_Assignment:_ In the data below, how many lines include the word "regions"? Give only the number.

Collected data
»»
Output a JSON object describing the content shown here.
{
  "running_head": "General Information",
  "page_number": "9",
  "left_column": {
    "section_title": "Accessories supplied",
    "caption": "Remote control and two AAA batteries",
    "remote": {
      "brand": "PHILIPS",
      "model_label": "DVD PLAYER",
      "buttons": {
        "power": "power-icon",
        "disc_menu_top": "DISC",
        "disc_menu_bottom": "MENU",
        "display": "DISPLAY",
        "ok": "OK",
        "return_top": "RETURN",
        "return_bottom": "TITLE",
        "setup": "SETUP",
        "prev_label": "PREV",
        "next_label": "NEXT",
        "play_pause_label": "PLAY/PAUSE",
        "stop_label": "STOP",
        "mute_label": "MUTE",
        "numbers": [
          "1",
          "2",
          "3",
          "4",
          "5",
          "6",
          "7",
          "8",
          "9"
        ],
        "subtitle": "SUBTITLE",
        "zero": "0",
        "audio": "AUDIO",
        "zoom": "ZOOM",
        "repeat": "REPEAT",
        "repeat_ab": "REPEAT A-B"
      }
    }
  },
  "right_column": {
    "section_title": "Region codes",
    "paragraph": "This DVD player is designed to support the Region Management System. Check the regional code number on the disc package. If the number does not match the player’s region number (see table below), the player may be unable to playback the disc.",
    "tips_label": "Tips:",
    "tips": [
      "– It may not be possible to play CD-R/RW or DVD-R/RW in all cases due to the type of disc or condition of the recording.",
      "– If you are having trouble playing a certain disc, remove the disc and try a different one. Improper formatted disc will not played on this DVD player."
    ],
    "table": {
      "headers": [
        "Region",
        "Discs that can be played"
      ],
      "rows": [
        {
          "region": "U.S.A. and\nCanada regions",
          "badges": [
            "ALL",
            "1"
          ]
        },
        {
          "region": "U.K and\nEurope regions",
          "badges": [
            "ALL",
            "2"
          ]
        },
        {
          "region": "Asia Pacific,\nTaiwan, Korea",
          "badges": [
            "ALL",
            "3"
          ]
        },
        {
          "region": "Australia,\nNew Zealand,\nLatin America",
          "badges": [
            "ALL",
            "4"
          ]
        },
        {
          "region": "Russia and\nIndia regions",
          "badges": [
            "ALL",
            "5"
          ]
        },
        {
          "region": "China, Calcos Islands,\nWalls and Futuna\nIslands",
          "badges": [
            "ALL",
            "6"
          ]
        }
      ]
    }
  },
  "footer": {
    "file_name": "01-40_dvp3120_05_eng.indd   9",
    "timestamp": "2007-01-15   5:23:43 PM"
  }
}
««
_Result of the exercise:_ 3